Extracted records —
┄┄┄┄┄┄┄┄┄┄

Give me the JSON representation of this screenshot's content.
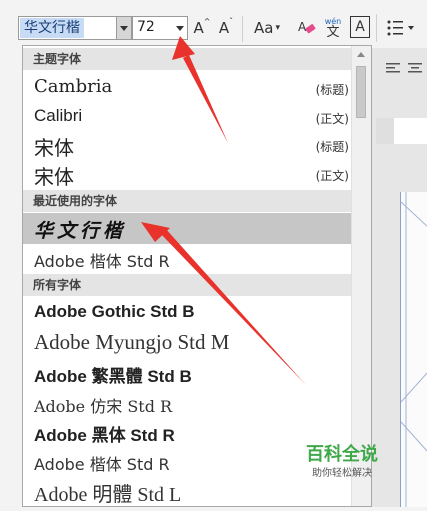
{
  "ribbon": {
    "font_name": "华文行楷",
    "font_size": "72",
    "grow_font": "A",
    "shrink_font": "A",
    "change_case": "Aa",
    "phonetic_top": "wén",
    "phonetic_bottom": "文",
    "char_border": "A"
  },
  "dropdown": {
    "theme_header": "主题字体",
    "theme_fonts": [
      {
        "name": "Cambria",
        "tag": "(标题)"
      },
      {
        "name": "Calibri",
        "tag": "(正文)"
      },
      {
        "name": "宋体",
        "tag": "(标题)"
      },
      {
        "name": "宋体",
        "tag": "(正文)"
      }
    ],
    "recent_header": "最近使用的字体",
    "recent_fonts": [
      "华文行楷",
      "Adobe 楷体 Std R"
    ],
    "all_header": "所有字体",
    "all_fonts": [
      "Adobe Gothic Std B",
      "Adobe Myungjo Std M",
      "Adobe 繁黑體 Std B",
      "Adobe 仿宋 Std R",
      "Adobe 黑体 Std R",
      "Adobe 楷体 Std R",
      "Adobe 明體 Std L"
    ]
  },
  "watermark": {
    "title": "百科全说",
    "subtitle": "助你轻松解决"
  },
  "colors": {
    "arrow": "#e8322b",
    "selected": "#c6c6c6",
    "header": "#e4e4e4",
    "logo_green": "#3fa94a"
  }
}
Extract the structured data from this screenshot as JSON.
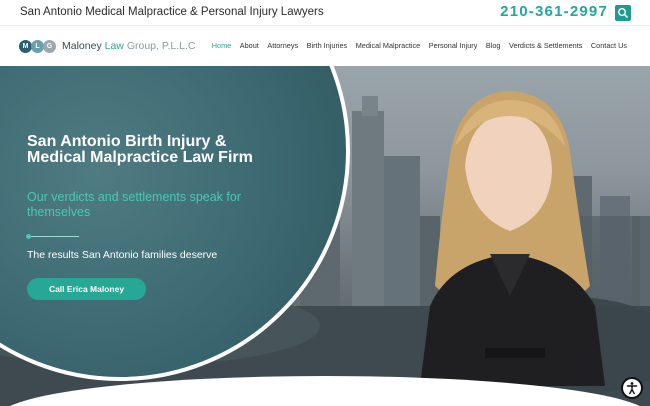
{
  "topbar": {
    "tagline": "San Antonio Medical Malpractice & Personal Injury Lawyers",
    "phone": "210-361-2997"
  },
  "logo": {
    "initials": [
      "M",
      "L",
      "G"
    ],
    "name_main": "Maloney",
    "name_law": "Law",
    "name_rest": "Group, P.L.L.C"
  },
  "nav": {
    "items": [
      {
        "label": "Home",
        "active": true
      },
      {
        "label": "About",
        "active": false
      },
      {
        "label": "Attorneys",
        "active": false
      },
      {
        "label": "Birth Injuries",
        "active": false
      },
      {
        "label": "Medical Malpractice",
        "active": false
      },
      {
        "label": "Personal Injury",
        "active": false
      },
      {
        "label": "Blog",
        "active": false
      },
      {
        "label": "Verdicts & Settlements",
        "active": false
      },
      {
        "label": "Contact Us",
        "active": false
      }
    ]
  },
  "hero": {
    "headline": "San Antonio Birth Injury & Medical Malpractice Law Firm",
    "subhead": "Our verdicts and settlements speak for themselves",
    "tagline": "The results San Antonio families deserve",
    "cta_label": "Call Erica Maloney"
  },
  "icons": {
    "search": "search-icon",
    "accessibility": "accessibility-icon"
  },
  "colors": {
    "accent": "#22a79b",
    "cta": "#27a795",
    "subhead": "#48c9b5",
    "hero_overlay": "#3e6a73"
  }
}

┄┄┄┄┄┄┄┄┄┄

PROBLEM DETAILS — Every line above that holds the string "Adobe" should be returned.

REPLY —
      "Adobe 楷体 Std R"
      "Adobe Gothic Std B",
      "Adobe Myungjo Std M",
      "Adobe 繁黑體 Std B",
      "Adobe 仿宋 Std R",
      "Adobe 黑体 Std R",
      "Adobe 楷体 Std R",
      "Adobe 明體 Std L"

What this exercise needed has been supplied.